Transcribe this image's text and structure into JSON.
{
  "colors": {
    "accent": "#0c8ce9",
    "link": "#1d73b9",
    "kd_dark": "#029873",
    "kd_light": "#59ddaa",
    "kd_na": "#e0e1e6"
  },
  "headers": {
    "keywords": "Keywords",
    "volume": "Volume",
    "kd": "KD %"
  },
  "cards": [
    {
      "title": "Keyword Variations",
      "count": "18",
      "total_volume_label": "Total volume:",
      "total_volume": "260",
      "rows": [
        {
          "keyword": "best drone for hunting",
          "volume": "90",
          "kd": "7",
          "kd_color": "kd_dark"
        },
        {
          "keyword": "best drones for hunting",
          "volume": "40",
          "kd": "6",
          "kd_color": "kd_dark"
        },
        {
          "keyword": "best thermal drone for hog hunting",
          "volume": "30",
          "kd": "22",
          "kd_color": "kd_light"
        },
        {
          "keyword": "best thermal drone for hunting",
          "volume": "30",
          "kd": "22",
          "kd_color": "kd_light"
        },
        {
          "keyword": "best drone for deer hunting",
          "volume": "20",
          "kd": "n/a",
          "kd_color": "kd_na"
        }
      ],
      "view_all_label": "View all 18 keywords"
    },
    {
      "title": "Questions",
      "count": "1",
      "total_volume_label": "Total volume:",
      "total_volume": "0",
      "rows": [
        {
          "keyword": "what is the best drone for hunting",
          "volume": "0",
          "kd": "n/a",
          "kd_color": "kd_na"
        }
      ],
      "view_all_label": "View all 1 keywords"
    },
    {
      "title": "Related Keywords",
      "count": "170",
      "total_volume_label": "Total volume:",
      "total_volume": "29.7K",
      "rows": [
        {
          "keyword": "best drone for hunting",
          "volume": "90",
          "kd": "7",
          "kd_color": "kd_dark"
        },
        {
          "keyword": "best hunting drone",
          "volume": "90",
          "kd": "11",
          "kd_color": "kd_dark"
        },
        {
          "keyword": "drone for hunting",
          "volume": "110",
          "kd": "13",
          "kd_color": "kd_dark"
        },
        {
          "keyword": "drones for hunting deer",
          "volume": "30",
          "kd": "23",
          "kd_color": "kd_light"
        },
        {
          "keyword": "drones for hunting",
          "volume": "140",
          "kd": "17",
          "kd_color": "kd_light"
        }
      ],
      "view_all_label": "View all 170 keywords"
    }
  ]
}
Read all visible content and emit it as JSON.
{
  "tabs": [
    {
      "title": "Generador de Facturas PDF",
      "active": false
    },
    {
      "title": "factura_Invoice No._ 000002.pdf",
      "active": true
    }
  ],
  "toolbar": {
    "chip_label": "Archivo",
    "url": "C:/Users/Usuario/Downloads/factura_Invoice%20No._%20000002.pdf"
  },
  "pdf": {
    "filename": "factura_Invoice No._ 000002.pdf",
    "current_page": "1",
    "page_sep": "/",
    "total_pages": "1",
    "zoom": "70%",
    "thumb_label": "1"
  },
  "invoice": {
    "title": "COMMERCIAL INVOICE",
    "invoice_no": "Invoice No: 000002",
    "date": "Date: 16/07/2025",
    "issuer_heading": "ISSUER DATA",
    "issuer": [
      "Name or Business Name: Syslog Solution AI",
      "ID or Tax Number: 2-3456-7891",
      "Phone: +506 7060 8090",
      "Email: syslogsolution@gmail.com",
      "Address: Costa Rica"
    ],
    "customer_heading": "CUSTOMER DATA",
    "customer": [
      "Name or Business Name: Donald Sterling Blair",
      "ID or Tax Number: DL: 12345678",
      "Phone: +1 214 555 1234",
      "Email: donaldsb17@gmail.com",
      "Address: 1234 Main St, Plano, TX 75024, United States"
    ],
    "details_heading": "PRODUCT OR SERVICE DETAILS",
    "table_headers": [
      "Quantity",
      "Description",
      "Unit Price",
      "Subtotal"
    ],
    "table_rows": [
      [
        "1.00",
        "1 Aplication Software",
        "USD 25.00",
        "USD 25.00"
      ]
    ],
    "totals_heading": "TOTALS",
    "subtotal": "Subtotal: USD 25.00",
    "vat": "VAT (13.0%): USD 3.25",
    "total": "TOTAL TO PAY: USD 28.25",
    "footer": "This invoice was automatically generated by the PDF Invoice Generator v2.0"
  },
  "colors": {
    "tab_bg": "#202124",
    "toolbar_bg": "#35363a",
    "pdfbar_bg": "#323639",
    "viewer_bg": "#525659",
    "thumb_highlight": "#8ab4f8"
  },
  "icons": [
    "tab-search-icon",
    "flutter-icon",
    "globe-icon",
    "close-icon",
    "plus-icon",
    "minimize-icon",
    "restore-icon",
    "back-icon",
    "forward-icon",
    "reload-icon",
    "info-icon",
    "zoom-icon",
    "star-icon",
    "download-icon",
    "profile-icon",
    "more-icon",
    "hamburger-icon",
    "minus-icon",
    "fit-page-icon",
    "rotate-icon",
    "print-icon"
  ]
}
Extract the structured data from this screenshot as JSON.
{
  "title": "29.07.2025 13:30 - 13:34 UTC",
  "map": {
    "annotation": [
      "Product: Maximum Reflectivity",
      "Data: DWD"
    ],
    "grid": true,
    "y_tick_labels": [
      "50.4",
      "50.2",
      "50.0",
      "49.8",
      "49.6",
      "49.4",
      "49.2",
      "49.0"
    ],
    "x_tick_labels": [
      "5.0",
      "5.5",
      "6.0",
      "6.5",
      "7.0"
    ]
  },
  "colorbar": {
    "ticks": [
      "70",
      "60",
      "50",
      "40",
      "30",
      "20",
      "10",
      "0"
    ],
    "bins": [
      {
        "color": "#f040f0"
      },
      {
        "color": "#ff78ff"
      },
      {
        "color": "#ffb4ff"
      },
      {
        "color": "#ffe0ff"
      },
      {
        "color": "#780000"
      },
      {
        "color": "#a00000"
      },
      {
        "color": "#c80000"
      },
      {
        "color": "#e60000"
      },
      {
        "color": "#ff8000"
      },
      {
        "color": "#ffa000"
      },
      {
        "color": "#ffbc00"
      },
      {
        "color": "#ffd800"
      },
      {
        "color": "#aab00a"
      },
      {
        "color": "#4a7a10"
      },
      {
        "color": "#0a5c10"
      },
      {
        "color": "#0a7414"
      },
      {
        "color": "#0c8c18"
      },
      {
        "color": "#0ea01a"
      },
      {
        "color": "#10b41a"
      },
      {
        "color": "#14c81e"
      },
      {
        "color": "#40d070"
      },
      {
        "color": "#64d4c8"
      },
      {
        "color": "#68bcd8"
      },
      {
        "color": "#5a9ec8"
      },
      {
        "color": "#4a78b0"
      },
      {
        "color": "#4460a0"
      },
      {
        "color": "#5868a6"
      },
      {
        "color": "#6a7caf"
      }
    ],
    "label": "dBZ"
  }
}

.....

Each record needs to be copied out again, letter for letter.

Transcribe this image's text and structure into JSON.
{
  "colors": {
    "accent": "#0c8ce9",
    "link": "#1d73b9",
    "kd_dark": "#029873",
    "kd_light": "#59ddaa",
    "kd_na": "#e0e1e6"
  },
  "headers": {
    "keywords": "Keywords",
    "volume": "Volume",
    "kd": "KD %"
  },
  "cards": [
    {
      "title": "Keyword Variations",
      "count": "18",
      "total_volume_label": "Total volume:",
      "total_volume": "260",
      "rows": [
        {
          "keyword": "best drone for hunting",
          "volume": "90",
          "kd": "7",
          "kd_color": "kd_dark"
        },
        {
          "keyword": "best drones for hunting",
          "volume": "40",
          "kd": "6",
          "kd_color": "kd_dark"
        },
        {
          "keyword": "best thermal drone for hog hunting",
          "volume": "30",
          "kd": "22",
          "kd_color": "kd_light"
        },
        {
          "keyword": "best thermal drone for hunting",
          "volume": "30",
          "kd": "22",
          "kd_color": "kd_light"
        },
        {
          "keyword": "best drone for deer hunting",
          "volume": "20",
          "kd": "n/a",
          "kd_color": "kd_na"
        }
      ],
      "view_all_label": "View all 18 keywords"
    },
    {
      "title": "Questions",
      "count": "1",
      "total_volume_label": "Total volume:",
      "total_volume": "0",
      "rows": [
        {
          "keyword": "what is the best drone for hunting",
          "volume": "0",
          "kd": "n/a",
          "kd_color": "kd_na"
        }
      ],
      "view_all_label": "View all 1 keywords"
    },
    {
      "title": "Related Keywords",
      "count": "170",
      "total_volume_label": "Total volume:",
      "total_volume": "29.7K",
      "rows": [
        {
          "keyword": "best drone for hunting",
          "volume": "90",
          "kd": "7",
          "kd_color": "kd_dark"
        },
        {
          "keyword": "best hunting drone",
          "volume": "90",
          "kd": "11",
          "kd_color": "kd_dark"
        },
        {
          "keyword": "drone for hunting",
          "volume": "110",
          "kd": "13",
          "kd_color": "kd_dark"
        },
        {
          "keyword": "drones for hunting deer",
          "volume": "30",
          "kd": "23",
          "kd_color": "kd_light"
        },
        {
          "keyword": "drones for hunting",
          "volume": "140",
          "kd": "17",
          "kd_color": "kd_light"
        }
      ],
      "view_all_label": "View all 170 keywords"
    }
  ]
}
Read all visible content and emit it as JSON.
{
  "tabs": [
    {
      "title": "Generador de Facturas PDF",
      "active": false
    },
    {
      "title": "factura_Invoice No._ 000002.pdf",
      "active": true
    }
  ],
  "toolbar": {
    "chip_label": "Archivo",
    "url": "C:/Users/Usuario/Downloads/factura_Invoice%20No._%20000002.pdf"
  },
  "pdf": {
    "filename": "factura_Invoice No._ 000002.pdf",
    "current_page": "1",
    "page_sep": "/",
    "total_pages": "1",
    "zoom": "70%",
    "thumb_label": "1"
  },
  "invoice": {
    "title": "COMMERCIAL INVOICE",
    "invoice_no": "Invoice No: 000002",
    "date": "Date: 16/07/2025",
    "issuer_heading": "ISSUER DATA",
    "issuer": [
      "Name or Business Name: Syslog Solution AI",
      "ID or Tax Number: 2-3456-7891",
      "Phone: +506 7060 8090",
      "Email: syslogsolution@gmail.com",
      "Address: Costa Rica"
    ],
    "customer_heading": "CUSTOMER DATA",
    "customer": [
      "Name or Business Name: Donald Sterling Blair",
      "ID or Tax Number: DL: 12345678",
      "Phone: +1 214 555 1234",
      "Email: donaldsb17@gmail.com",
      "Address: 1234 Main St, Plano, TX 75024, United States"
    ],
    "details_heading": "PRODUCT OR SERVICE DETAILS",
    "table_headers": [
      "Quantity",
      "Description",
      "Unit Price",
      "Subtotal"
    ],
    "table_rows": [
      [
        "1.00",
        "1 Aplication Software",
        "USD 25.00",
        "USD 25.00"
      ]
    ],
    "totals_heading": "TOTALS",
    "subtotal": "Subtotal: USD 25.00",
    "vat": "VAT (13.0%): USD 3.25",
    "total": "TOTAL TO PAY: USD 28.25",
    "footer": "This invoice was automatically generated by the PDF Invoice Generator v2.0"
  },
  "colors": {
    "tab_bg": "#202124",
    "toolbar_bg": "#35363a",
    "pdfbar_bg": "#323639",
    "viewer_bg": "#525659",
    "thumb_highlight": "#8ab4f8"
  },
  "icons": [
    "tab-search-icon",
    "flutter-icon",
    "globe-icon",
    "close-icon",
    "plus-icon",
    "minimize-icon",
    "restore-icon",
    "back-icon",
    "forward-icon",
    "reload-icon",
    "info-icon",
    "zoom-icon",
    "star-icon",
    "download-icon",
    "profile-icon",
    "more-icon",
    "hamburger-icon",
    "minus-icon",
    "fit-page-icon",
    "rotate-icon",
    "print-icon"
  ]
}
Extract the structured data from this screenshot as JSON.
{
  "title": "29.07.2025 13:30 - 13:34 UTC",
  "map": {
    "annotation": [
      "Product: Maximum Reflectivity",
      "Data: DWD"
    ],
    "grid": true,
    "y_tick_labels": [
      "50.4",
      "50.2",
      "50.0",
      "49.8",
      "49.6",
      "49.4",
      "49.2",
      "49.0"
    ],
    "x_tick_labels": [
      "5.0",
      "5.5",
      "6.0",
      "6.5",
      "7.0"
    ]
  },
  "colorbar": {
    "ticks": [
      "70",
      "60",
      "50",
      "40",
      "30",
      "20",
      "10",
      "0"
    ],
    "bins": [
      {
        "color": "#f040f0"
      },
      {
        "color": "#ff78ff"
      },
      {
        "color": "#ffb4ff"
      },
      {
        "color": "#ffe0ff"
      },
      {
        "color": "#780000"
      },
      {
        "color": "#a00000"
      },
      {
        "color": "#c80000"
      },
      {
        "color": "#e60000"
      },
      {
        "color": "#ff8000"
      },
      {
        "color": "#ffa000"
      },
      {
        "color": "#ffbc00"
      },
      {
        "color": "#ffd800"
      },
      {
        "color": "#aab00a"
      },
      {
        "color": "#4a7a10"
      },
      {
        "color": "#0a5c10"
      },
      {
        "color": "#0a7414"
      },
      {
        "color": "#0c8c18"
      },
      {
        "color": "#0ea01a"
      },
      {
        "color": "#10b41a"
      },
      {
        "color": "#14c81e"
      },
      {
        "color": "#40d070"
      },
      {
        "color": "#64d4c8"
      },
      {
        "color": "#68bcd8"
      },
      {
        "color": "#5a9ec8"
      },
      {
        "color": "#4a78b0"
      },
      {
        "color": "#4460a0"
      },
      {
        "color": "#5868a6"
      },
      {
        "color": "#6a7caf"
      }
    ],
    "label": "dBZ"
  }
}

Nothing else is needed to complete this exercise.